• [Work instructions] Could you output the listing that follows exactly, without its images?

☆ ☆ ☆ ☆

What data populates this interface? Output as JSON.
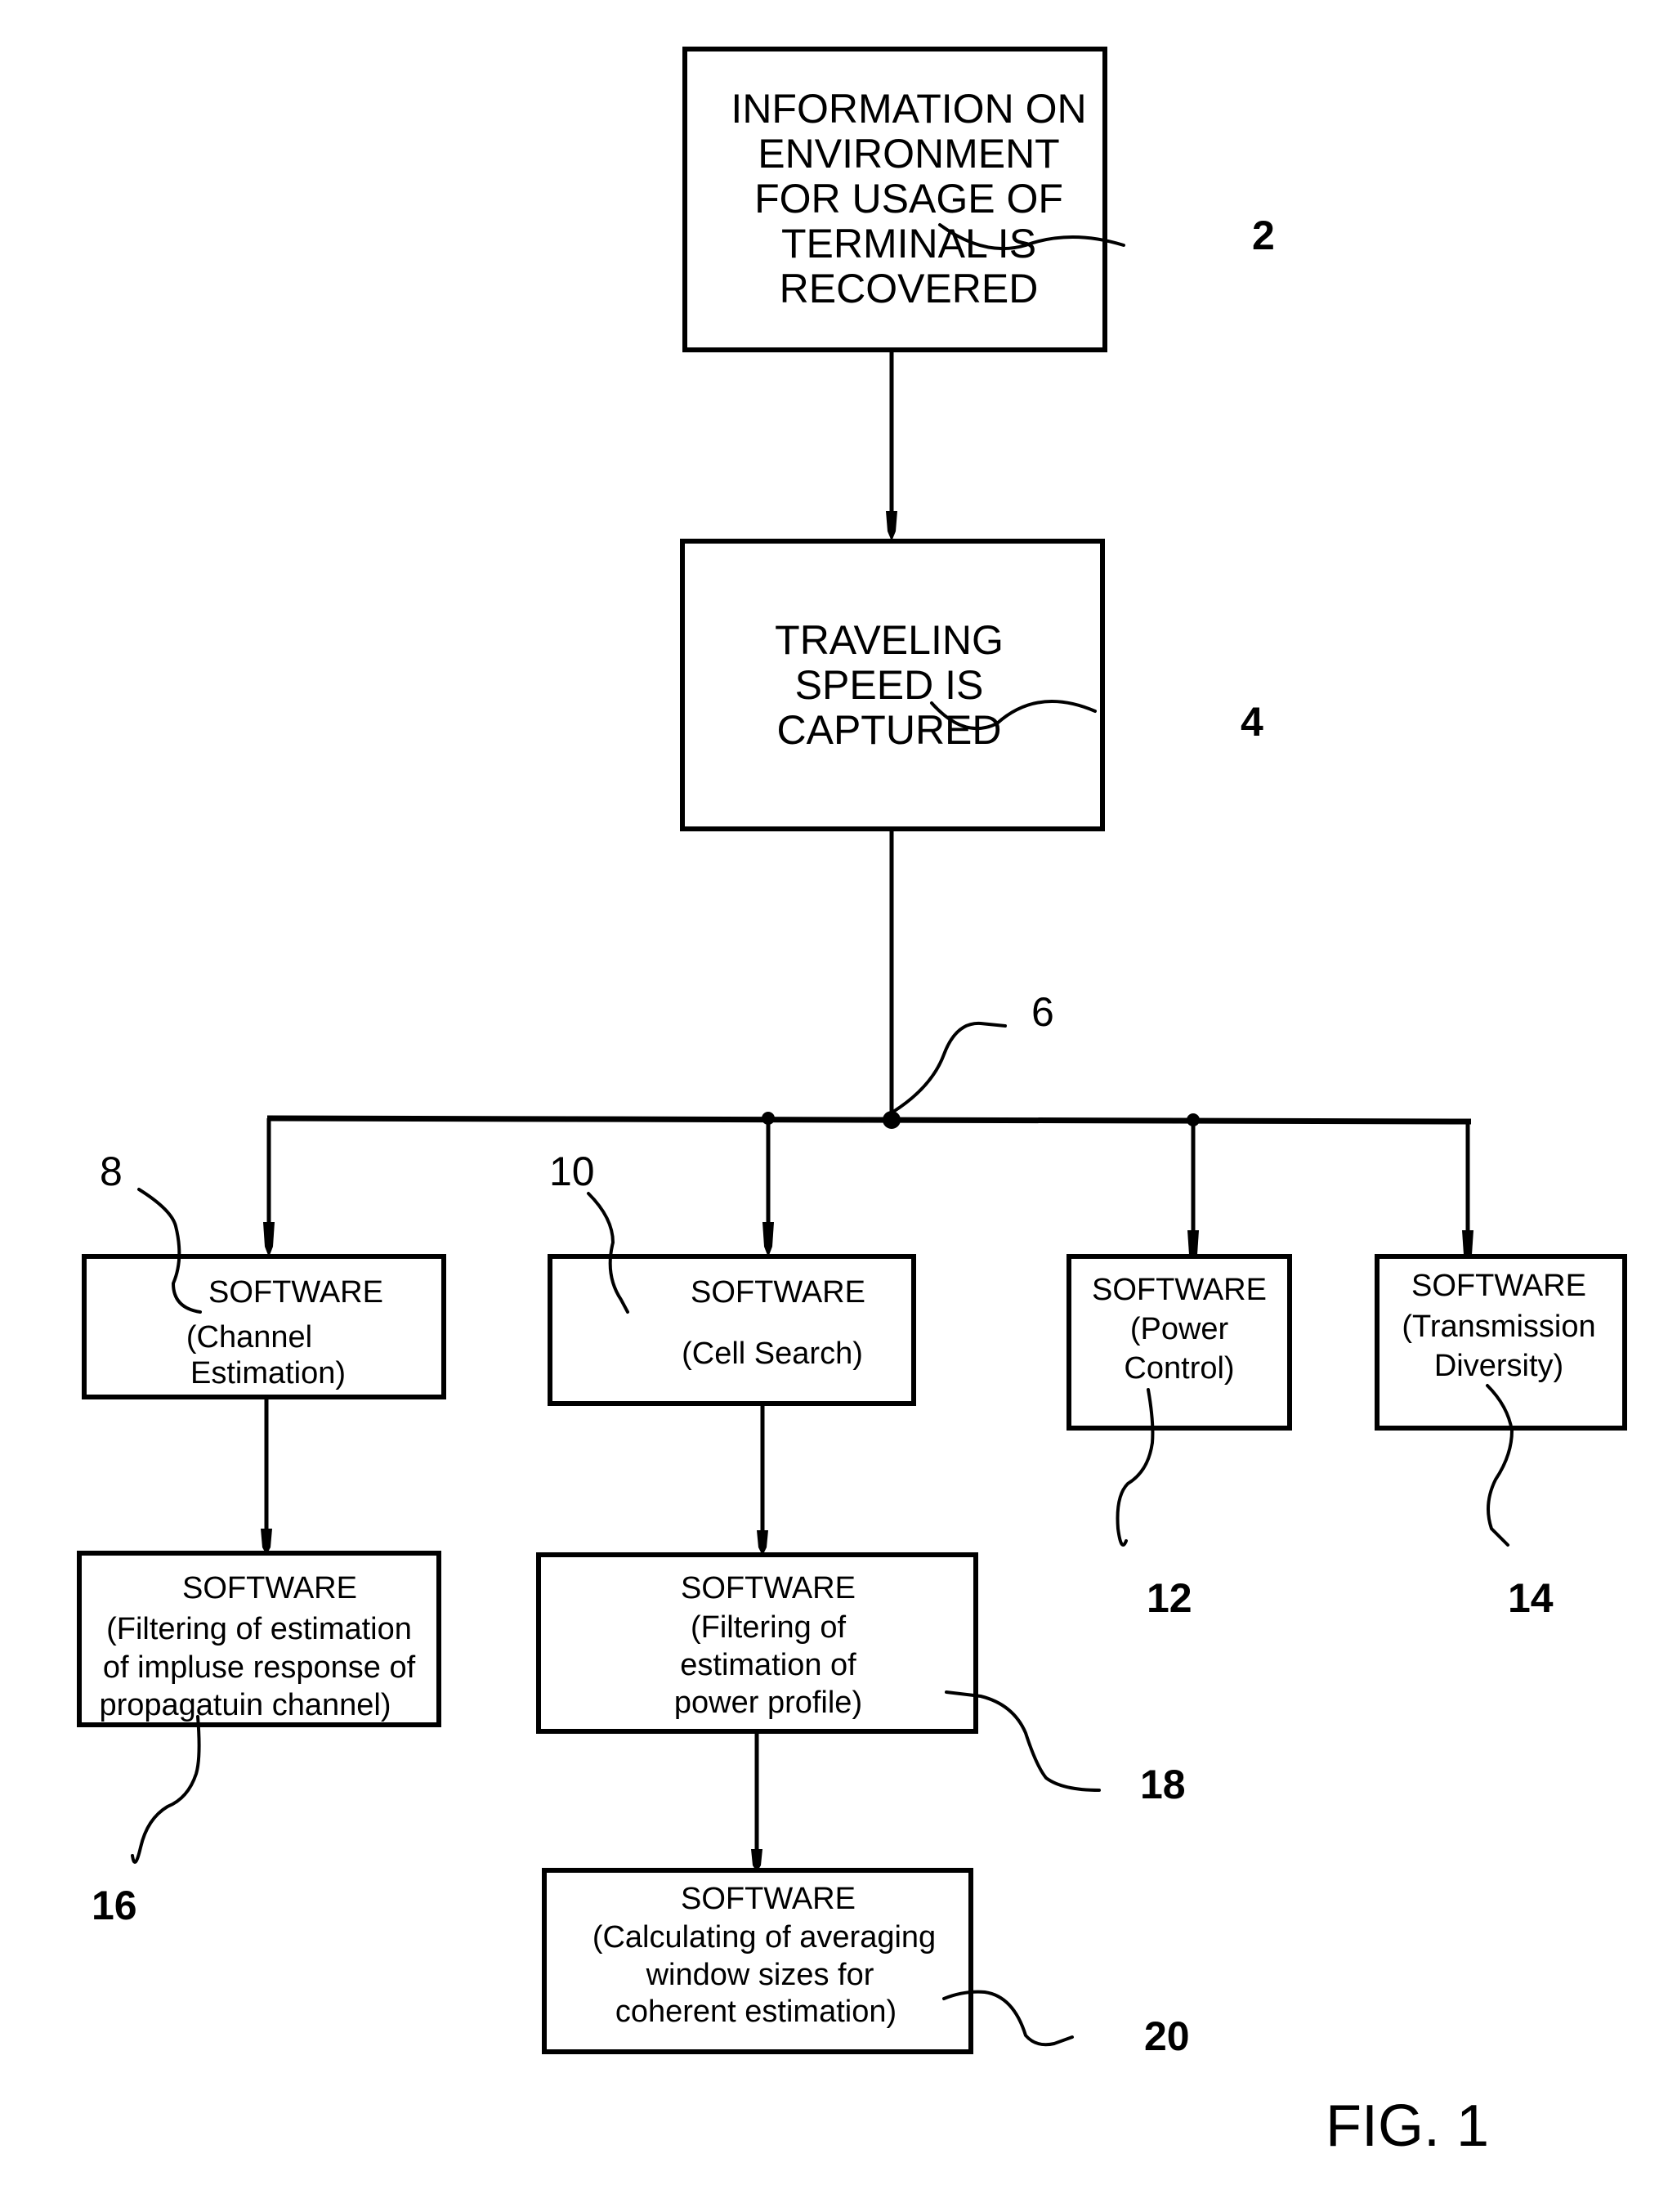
{
  "figure": {
    "label": "FIG. 1",
    "type": "patent flowchart"
  },
  "nodes": {
    "n2": {
      "ref": "2",
      "lines": [
        "INFORMATION ON",
        "ENVIRONMENT",
        "FOR USAGE OF",
        "TERMINAL IS",
        "RECOVERED"
      ]
    },
    "n4": {
      "ref": "4",
      "lines": [
        "TRAVELING",
        "SPEED IS",
        "CAPTURED"
      ]
    },
    "n6": {
      "ref": "6"
    },
    "n8": {
      "ref": "8",
      "lines": [
        "SOFTWARE",
        "(Channel",
        "Estimation)"
      ]
    },
    "n10": {
      "ref": "10",
      "lines": [
        "SOFTWARE",
        "(Cell Search)"
      ]
    },
    "n12": {
      "ref": "12",
      "lines": [
        "SOFTWARE",
        "(Power",
        "Control)"
      ]
    },
    "n14": {
      "ref": "14",
      "lines": [
        "SOFTWARE",
        "(Transmission",
        "Diversity)"
      ]
    },
    "n16": {
      "ref": "16",
      "lines": [
        "SOFTWARE",
        "(Filtering of estimation",
        "of impluse response of",
        "propagatuin channel)"
      ]
    },
    "n18": {
      "ref": "18",
      "lines": [
        "SOFTWARE",
        "(Filtering of",
        "estimation of",
        "power profile)"
      ]
    },
    "n20": {
      "ref": "20",
      "lines": [
        "SOFTWARE",
        "(Calculating of averaging",
        "window sizes for",
        "coherent estimation)"
      ]
    }
  },
  "edges": [
    {
      "from": "2",
      "to": "4"
    },
    {
      "from": "4",
      "to": "6"
    },
    {
      "from": "6",
      "to": "8"
    },
    {
      "from": "6",
      "to": "10"
    },
    {
      "from": "6",
      "to": "12"
    },
    {
      "from": "6",
      "to": "14"
    },
    {
      "from": "8",
      "to": "16"
    },
    {
      "from": "10",
      "to": "18"
    },
    {
      "from": "18",
      "to": "20"
    }
  ]
}
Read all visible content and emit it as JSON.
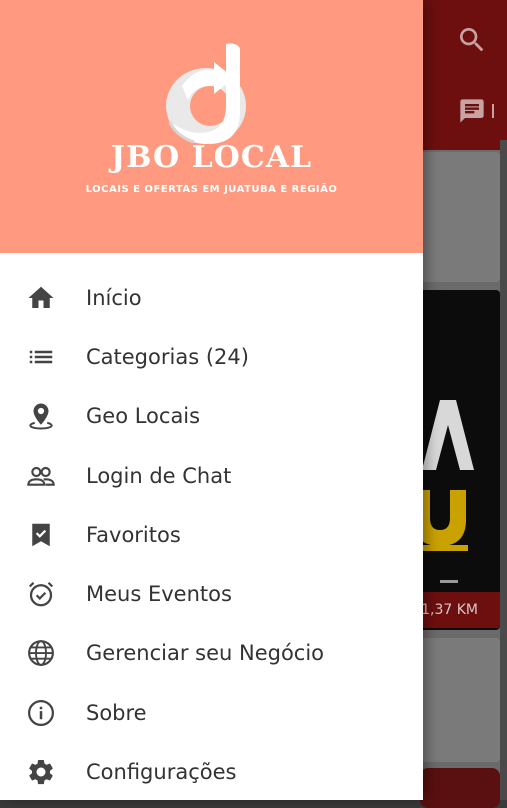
{
  "colors": {
    "drawer_header_bg": "#FF9A80",
    "toolbar_bg": "#6E0F0F",
    "icon_color": "#444444",
    "label_color": "#333333"
  },
  "header": {
    "brand_name": "JBO LOCAL",
    "tagline": "LOCAIS E OFERTAS EM JUATUBA E REGIÃO",
    "logo_icon": "jbo-logo-arrow"
  },
  "menu": {
    "items": [
      {
        "label": "Início",
        "icon": "home-icon"
      },
      {
        "label": "Categorias (24)",
        "icon": "list-icon"
      },
      {
        "label": "Geo Locais",
        "icon": "location-pin-icon"
      },
      {
        "label": "Login de Chat",
        "icon": "people-icon"
      },
      {
        "label": "Favoritos",
        "icon": "bookmark-check-icon"
      },
      {
        "label": "Meus Eventos",
        "icon": "alarm-check-icon"
      },
      {
        "label": "Gerenciar seu Negócio",
        "icon": "globe-icon"
      },
      {
        "label": "Sobre",
        "icon": "info-icon"
      },
      {
        "label": "Configurações",
        "icon": "gear-icon"
      }
    ]
  },
  "background": {
    "toolbar_icons": [
      "search-icon",
      "chat-icon"
    ],
    "card_distance": "1,37 KM"
  }
}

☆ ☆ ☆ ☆

• [Written solution]
What data populates this interface? Output as JSON.
{
  "figure": {
    "label": "FIG. 1",
    "type": "patent flowchart"
  },
  "nodes": {
    "n2": {
      "ref": "2",
      "lines": [
        "INFORMATION ON",
        "ENVIRONMENT",
        "FOR USAGE OF",
        "TERMINAL IS",
        "RECOVERED"
      ]
    },
    "n4": {
      "ref": "4",
      "lines": [
        "TRAVELING",
        "SPEED IS",
        "CAPTURED"
      ]
    },
    "n6": {
      "ref": "6"
    },
    "n8": {
      "ref": "8",
      "lines": [
        "SOFTWARE",
        "(Channel",
        "Estimation)"
      ]
    },
    "n10": {
      "ref": "10",
      "lines": [
        "SOFTWARE",
        "(Cell Search)"
      ]
    },
    "n12": {
      "ref": "12",
      "lines": [
        "SOFTWARE",
        "(Power",
        "Control)"
      ]
    },
    "n14": {
      "ref": "14",
      "lines": [
        "SOFTWARE",
        "(Transmission",
        "Diversity)"
      ]
    },
    "n16": {
      "ref": "16",
      "lines": [
        "SOFTWARE",
        "(Filtering of estimation",
        "of impluse response of",
        "propagatuin channel)"
      ]
    },
    "n18": {
      "ref": "18",
      "lines": [
        "SOFTWARE",
        "(Filtering of",
        "estimation of",
        "power profile)"
      ]
    },
    "n20": {
      "ref": "20",
      "lines": [
        "SOFTWARE",
        "(Calculating of averaging",
        "window sizes for",
        "coherent estimation)"
      ]
    }
  },
  "edges": [
    {
      "from": "2",
      "to": "4"
    },
    {
      "from": "4",
      "to": "6"
    },
    {
      "from": "6",
      "to": "8"
    },
    {
      "from": "6",
      "to": "10"
    },
    {
      "from": "6",
      "to": "12"
    },
    {
      "from": "6",
      "to": "14"
    },
    {
      "from": "8",
      "to": "16"
    },
    {
      "from": "10",
      "to": "18"
    },
    {
      "from": "18",
      "to": "20"
    }
  ]
}
Read all visible content and emit it as JSON.
{
  "colors": {
    "drawer_header_bg": "#FF9A80",
    "toolbar_bg": "#6E0F0F",
    "icon_color": "#444444",
    "label_color": "#333333"
  },
  "header": {
    "brand_name": "JBO LOCAL",
    "tagline": "LOCAIS E OFERTAS EM JUATUBA E REGIÃO",
    "logo_icon": "jbo-logo-arrow"
  },
  "menu": {
    "items": [
      {
        "label": "Início",
        "icon": "home-icon"
      },
      {
        "label": "Categorias (24)",
        "icon": "list-icon"
      },
      {
        "label": "Geo Locais",
        "icon": "location-pin-icon"
      },
      {
        "label": "Login de Chat",
        "icon": "people-icon"
      },
      {
        "label": "Favoritos",
        "icon": "bookmark-check-icon"
      },
      {
        "label": "Meus Eventos",
        "icon": "alarm-check-icon"
      },
      {
        "label": "Gerenciar seu Negócio",
        "icon": "globe-icon"
      },
      {
        "label": "Sobre",
        "icon": "info-icon"
      },
      {
        "label": "Configurações",
        "icon": "gear-icon"
      }
    ]
  },
  "background": {
    "toolbar_icons": [
      "search-icon",
      "chat-icon"
    ],
    "card_distance": "1,37 KM"
  }
}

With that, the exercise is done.